WSVN -- It's a scene we see way too often: teenagers texting behind the wheel. The statistics are staggering.
Jenny Tintner, Cooper City High student: "Every day, 11 teens are killed because of texting and driving. This is completely inexcusable and completely preventable."
These students at Cooper City High School feel so strongly, they are asking fellow students to pledge never to do it.
Jenny Tintner: "We started a 'No Texting and Driving' campaign to make teens aware that they should not be texting and driving. They need to put down their phone in the car."
Jenny and Felicia, both juniors, organized this rally to make students very aware of the dangers.
Jenny Tintner: "Actually last week, two kids at school got in a car crash leaving the parking lot, because they weren't paying attention and texting."
Part of the problem?
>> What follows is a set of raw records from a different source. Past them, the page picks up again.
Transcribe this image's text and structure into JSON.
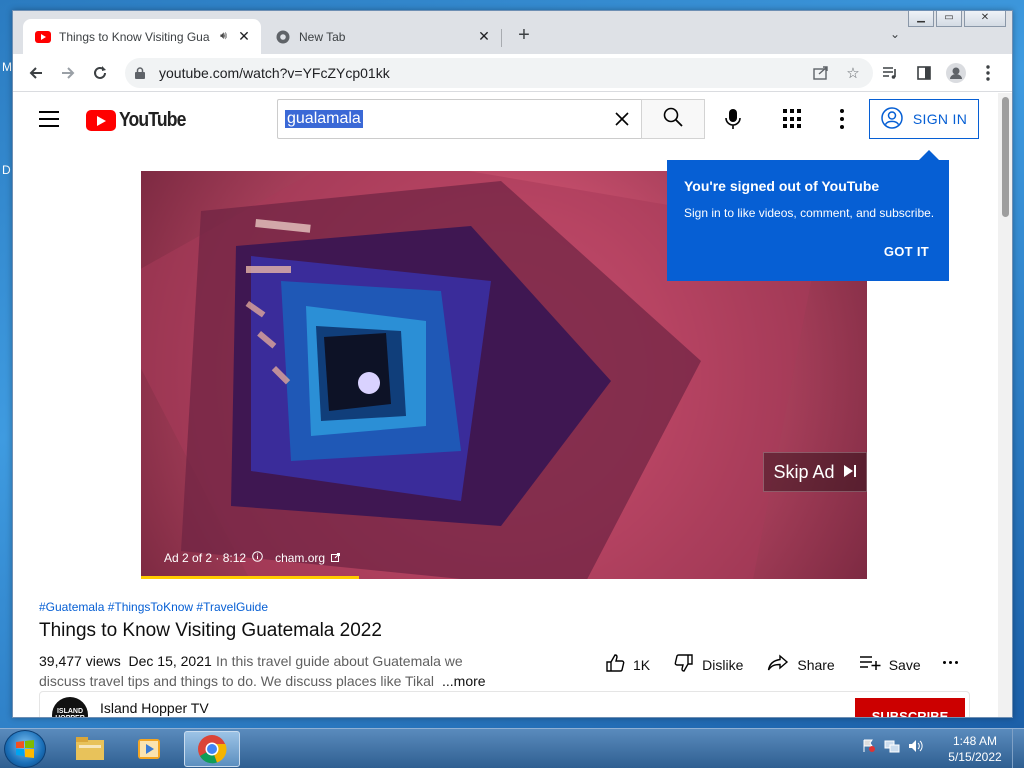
{
  "browser": {
    "tabs": [
      {
        "title": "Things to Know Visiting Gua",
        "active": true
      },
      {
        "title": "New Tab",
        "active": false
      }
    ],
    "url": "youtube.com/watch?v=YFcZYcp01kk"
  },
  "youtube": {
    "logo_text": "YouTube",
    "search_query": "gualamala",
    "sign_in_label": "SIGN IN",
    "tooltip": {
      "title": "You're signed out of YouTube",
      "body": "Sign in to like videos, comment, and subscribe.",
      "button": "GOT IT"
    },
    "ad": {
      "skip_label": "Skip Ad",
      "info": "Ad 2 of 2 · 8:12",
      "domain": "cham.org",
      "progress": 0.3
    },
    "video": {
      "hashtags": "#Guatemala #ThingsToKnow #TravelGuide",
      "title": "Things to Know Visiting Guatemala 2022",
      "views": "39,477 views",
      "date": "Dec 15, 2021",
      "desc_line1": "In this travel guide about Guatemala we",
      "desc_line2": "discuss travel tips and things to do. We discuss places like Tikal",
      "more": "...more",
      "likes": "1K",
      "dislike_label": "Dislike",
      "share_label": "Share",
      "save_label": "Save"
    },
    "channel": {
      "name": "Island Hopper TV",
      "avatar_text": "ISLAND HOPPER",
      "subscribe_label": "SUBSCRIBE"
    }
  },
  "taskbar": {
    "time": "1:48 AM",
    "date": "5/15/2022"
  },
  "colors": {
    "yt_red": "#ff0000",
    "yt_blue": "#065fd4",
    "ad_progress": "#ffcc00"
  }
}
Many teens feel invincible, like there's no way they could get hurt or cause an accident.
Felicia Steinberg, Cooper City High student: "Since teenagers get their license when they're 16, they think they're the best drivers and they're finally free and think, 'Oh, it won't happen to me.'"
Some admit their parents are not setting a good example.
Jordan Shears, Ninth Grader: "I have to take the phone away. My mom has an iPhone, and I just put it away."
7's Parenting Expert Dr. Valerie Goode says mom and dad may love to text too, but you have to be a good role model.
Dr. Valerie Goode: "First of all, parents have to put down their phones in the car and use that time to speak with their children. It's the best time."
Dr. Val says, use your time in the car to talk with your child, not on the phone, teach your kids at an early age that texting behind the wheel is not OK, and that they don't have to respond to a text the second they get one.
Dr. Valerie Goode: "We have to teach them differently, that it's OK not to return a text right away."
Students signed petitions to make Florida a text-free state and pledged never to text and drive by marking a banner with their thumbprint.
Those just getting their learner's permit say this really taught them a lesson.
Kevin Luks, 10th Grader: "I never knew so many people could die just from texting in a car. It really affected me. I'm going to let all my friends know."
Max Frost, 11th Grader: "I would rather wait to send the text about the pizza party later than end up in the hospital, send a text, 'Hey, mom. I'm in the hospital.'"
Lynn Martinez: "The students plan to continue collecting signatures and send them to Tallahassee in the hopes of making Florida a text-free state."